Data provided:
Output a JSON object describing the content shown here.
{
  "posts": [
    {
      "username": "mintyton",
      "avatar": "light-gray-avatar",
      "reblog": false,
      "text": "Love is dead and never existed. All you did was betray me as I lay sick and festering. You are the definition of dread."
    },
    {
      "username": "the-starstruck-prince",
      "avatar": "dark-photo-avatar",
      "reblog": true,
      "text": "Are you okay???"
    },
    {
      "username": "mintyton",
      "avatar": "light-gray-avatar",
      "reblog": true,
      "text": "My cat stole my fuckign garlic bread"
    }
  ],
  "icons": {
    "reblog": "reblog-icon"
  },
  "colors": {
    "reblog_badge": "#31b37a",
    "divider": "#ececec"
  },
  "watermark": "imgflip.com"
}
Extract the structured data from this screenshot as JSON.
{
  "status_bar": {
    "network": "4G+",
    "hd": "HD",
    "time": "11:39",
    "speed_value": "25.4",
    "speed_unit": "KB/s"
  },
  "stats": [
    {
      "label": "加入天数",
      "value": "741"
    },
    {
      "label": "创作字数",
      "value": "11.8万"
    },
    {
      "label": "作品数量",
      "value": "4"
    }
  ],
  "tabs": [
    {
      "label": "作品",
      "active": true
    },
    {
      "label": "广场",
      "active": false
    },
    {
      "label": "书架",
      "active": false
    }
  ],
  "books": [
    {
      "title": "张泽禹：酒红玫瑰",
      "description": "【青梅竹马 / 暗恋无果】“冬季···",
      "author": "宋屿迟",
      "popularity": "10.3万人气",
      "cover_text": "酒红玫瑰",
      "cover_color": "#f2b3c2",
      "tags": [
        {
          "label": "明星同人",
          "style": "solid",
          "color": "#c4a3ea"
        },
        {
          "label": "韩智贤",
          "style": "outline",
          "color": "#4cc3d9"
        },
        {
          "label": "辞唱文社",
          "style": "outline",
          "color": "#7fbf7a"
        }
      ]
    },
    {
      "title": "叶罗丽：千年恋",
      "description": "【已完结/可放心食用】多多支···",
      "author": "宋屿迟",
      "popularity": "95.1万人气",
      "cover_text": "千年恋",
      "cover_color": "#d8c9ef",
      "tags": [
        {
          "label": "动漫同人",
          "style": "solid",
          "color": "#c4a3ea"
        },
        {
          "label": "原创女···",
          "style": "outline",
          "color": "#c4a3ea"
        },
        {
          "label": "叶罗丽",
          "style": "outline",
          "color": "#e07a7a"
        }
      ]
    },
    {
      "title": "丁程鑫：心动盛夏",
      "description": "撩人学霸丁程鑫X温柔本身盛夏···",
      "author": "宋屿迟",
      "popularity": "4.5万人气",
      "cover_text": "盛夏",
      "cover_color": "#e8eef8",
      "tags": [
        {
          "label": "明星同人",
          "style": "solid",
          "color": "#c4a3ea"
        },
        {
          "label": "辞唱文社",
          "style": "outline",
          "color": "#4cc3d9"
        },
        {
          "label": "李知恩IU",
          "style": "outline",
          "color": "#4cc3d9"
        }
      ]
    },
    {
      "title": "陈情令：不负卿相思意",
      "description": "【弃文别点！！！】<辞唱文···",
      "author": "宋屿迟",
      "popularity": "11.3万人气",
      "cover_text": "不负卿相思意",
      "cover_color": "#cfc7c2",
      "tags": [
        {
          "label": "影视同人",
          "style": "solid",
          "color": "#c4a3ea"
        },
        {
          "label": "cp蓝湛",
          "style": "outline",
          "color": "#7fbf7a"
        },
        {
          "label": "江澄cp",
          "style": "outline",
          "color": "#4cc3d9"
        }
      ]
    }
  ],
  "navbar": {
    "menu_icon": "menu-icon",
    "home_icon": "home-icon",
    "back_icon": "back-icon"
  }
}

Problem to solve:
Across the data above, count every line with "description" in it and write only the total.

Exercise response:
4